There is little doubt that the governing party has much sway over the appointments to the board of the public broadcaster, the SABC. It is nearing an election year after all, so perhaps it should be no surprise that the multi-party portfolio committee on communications could not reach cross-party agreement on the new 12-member board.
So it appears all 12 will be decidedly supportive of the ruling party. Notable industry expert Kate Skinner, former Independent Broadcasting Authority councillor John Matisonn and journalism professor William Gumede made it on to a short list, but their names are absent from the final list rubberstamped yesterday by the ANC majority on the committee, led by chairman Eric Kholwane.
According to Cope MP Juli Kilian and IFP MP Liezl van der Merwe, the ANC parliamentarians bowed to Luthuli House “to advance specific candidates at the last minute”. Some of the names pushed through yesterday had not been on the ANC’s original list of preferred candidates.
Friend of President Jacob Zuma and outgoing interim board chairwoman Zandile Ellen Tshabalala, who is the chairwoman of IKU Capital, is back, as is her deputy, Noluthando Gosa, the chief executive of Akhona Properties. Others appointed include managing directors of R Kalidass and Associates Rachel Kalidass, Bongani Khumalo, who is the chairman of national lottery operator Gidani, and Nomvuyo Mhlakaza, who works for the National Youth Development Agency and is a prominent member of the Young Communist League.
Just one, Hope Zinde, has some journalism experience as an SABC Africa presenter. It sounds like just the line-up one needs to rescue the fortunes of the SABC, which managed to waste R1.5 billion on consultants, according to the auditor-general.
GEPF media stake
Zola Mlenzana, a Cope MP from the Eastern Cape, has asked Finance Minister Pravin Gordhan whether the government, through the Public Investment Corporation (PIC), was comfortable in investing Government Employees Pension Fund (GEPF) money to the tune of R2 billion in buying a certain media company (Independent News & Media South Africa).
In the standard parliamentary question format, Mlenzana asked for the relevant details and whether this investment would create a state hold over newspaper groups. He also asked whether it would make good business sense for the PIC to give a further loan to a certain consortium as part of the 55 percent controlling stake in this media firm in which the GEPF held 25 percent.
Gordhan replied that the ownership of the funds managed by the PIC rested with the clients of the PIC. Specifically, in the case of the GEPF, a pension fund established to manage and administer pensions and other benefits for government employees, the government was not the owner of the GEPF or its funds. As the government stood guarantor of the fund “the minister of finance’s approval of the GEPF’s investment mandate is required”.
All PIC investment decisions were guided by client mandates and the PIC’s own investment policies and strategies.
“The client mandates generally specify asset classes in which the PIC may invest and require that PIC generates investment returns that meet or exceed the benchmark return set by the client.

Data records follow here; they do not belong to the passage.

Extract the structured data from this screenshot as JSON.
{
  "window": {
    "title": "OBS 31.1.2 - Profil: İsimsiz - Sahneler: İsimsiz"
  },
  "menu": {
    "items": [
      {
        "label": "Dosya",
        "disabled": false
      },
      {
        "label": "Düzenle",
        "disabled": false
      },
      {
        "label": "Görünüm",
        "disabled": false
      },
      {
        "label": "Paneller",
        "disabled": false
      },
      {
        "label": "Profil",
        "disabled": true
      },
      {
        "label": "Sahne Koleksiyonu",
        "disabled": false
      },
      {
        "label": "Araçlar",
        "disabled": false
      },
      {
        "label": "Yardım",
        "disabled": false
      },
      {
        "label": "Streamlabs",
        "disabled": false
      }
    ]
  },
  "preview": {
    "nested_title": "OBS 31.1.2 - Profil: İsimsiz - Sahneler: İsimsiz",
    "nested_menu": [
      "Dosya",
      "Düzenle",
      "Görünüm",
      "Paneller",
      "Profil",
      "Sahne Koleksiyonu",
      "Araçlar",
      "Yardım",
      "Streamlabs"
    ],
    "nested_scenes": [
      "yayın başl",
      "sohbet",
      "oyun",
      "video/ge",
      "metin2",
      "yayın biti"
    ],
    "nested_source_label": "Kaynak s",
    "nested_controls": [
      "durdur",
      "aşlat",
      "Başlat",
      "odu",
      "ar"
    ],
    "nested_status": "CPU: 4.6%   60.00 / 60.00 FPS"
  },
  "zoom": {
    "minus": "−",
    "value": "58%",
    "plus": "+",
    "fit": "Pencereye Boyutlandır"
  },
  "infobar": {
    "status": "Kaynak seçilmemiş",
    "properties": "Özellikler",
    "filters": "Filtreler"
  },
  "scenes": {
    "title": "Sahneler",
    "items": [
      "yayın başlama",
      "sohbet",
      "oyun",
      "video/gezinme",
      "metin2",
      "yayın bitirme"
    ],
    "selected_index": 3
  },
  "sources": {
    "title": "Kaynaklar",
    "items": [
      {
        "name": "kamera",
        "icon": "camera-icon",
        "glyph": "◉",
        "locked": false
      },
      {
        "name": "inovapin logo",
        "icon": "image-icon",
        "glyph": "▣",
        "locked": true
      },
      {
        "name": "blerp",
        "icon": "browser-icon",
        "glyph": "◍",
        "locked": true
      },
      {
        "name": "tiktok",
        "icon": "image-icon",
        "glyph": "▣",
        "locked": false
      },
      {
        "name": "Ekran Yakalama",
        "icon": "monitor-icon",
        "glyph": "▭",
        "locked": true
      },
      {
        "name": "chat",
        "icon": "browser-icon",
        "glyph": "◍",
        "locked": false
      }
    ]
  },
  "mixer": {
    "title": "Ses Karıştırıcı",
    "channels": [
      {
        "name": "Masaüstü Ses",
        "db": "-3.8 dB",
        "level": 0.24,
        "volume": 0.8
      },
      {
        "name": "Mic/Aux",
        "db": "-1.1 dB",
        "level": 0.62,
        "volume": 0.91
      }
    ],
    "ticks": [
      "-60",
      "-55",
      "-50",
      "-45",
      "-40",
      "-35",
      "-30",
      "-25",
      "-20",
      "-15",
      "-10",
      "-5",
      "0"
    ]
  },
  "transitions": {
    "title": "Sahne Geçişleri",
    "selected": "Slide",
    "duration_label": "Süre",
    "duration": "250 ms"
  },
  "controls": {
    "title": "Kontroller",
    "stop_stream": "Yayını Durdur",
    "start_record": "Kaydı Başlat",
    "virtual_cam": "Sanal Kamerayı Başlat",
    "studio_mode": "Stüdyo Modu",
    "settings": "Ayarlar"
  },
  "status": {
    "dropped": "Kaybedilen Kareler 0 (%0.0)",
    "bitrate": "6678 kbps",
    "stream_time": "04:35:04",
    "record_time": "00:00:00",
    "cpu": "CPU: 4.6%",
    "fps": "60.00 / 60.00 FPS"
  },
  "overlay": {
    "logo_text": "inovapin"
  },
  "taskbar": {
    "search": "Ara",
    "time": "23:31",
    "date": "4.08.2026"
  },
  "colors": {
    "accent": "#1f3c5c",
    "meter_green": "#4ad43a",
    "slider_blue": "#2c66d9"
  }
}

“The PIC uses it technical expertise to determine the optimal portfolio of investments to meet the objectives of the client mandate. The government is not involved in the day-to-day investment decisions of the PIC,” the minister explained.
Thus Gordhan said there was no state sway over newspaper groups, in this case Sekunjalo Independent Media’s Independent Newspapers, which owns Business Report.
“No. As already highlighted, the government is not the owner of the GEPF, or its funds. Hence any investments by the PIC on behalf of the GEPF are not investments belonging to the state.”
As regards whether the purchase by Sekunjalo made good business sense, Gordhan said it was the PIC’s responsibility to undertake the required “technical analysis to assess whether any investment will enable it to optimally deliver on the client mandates that it has received”.
Edited by Peter Delonno. With contributions by Donwald Pressly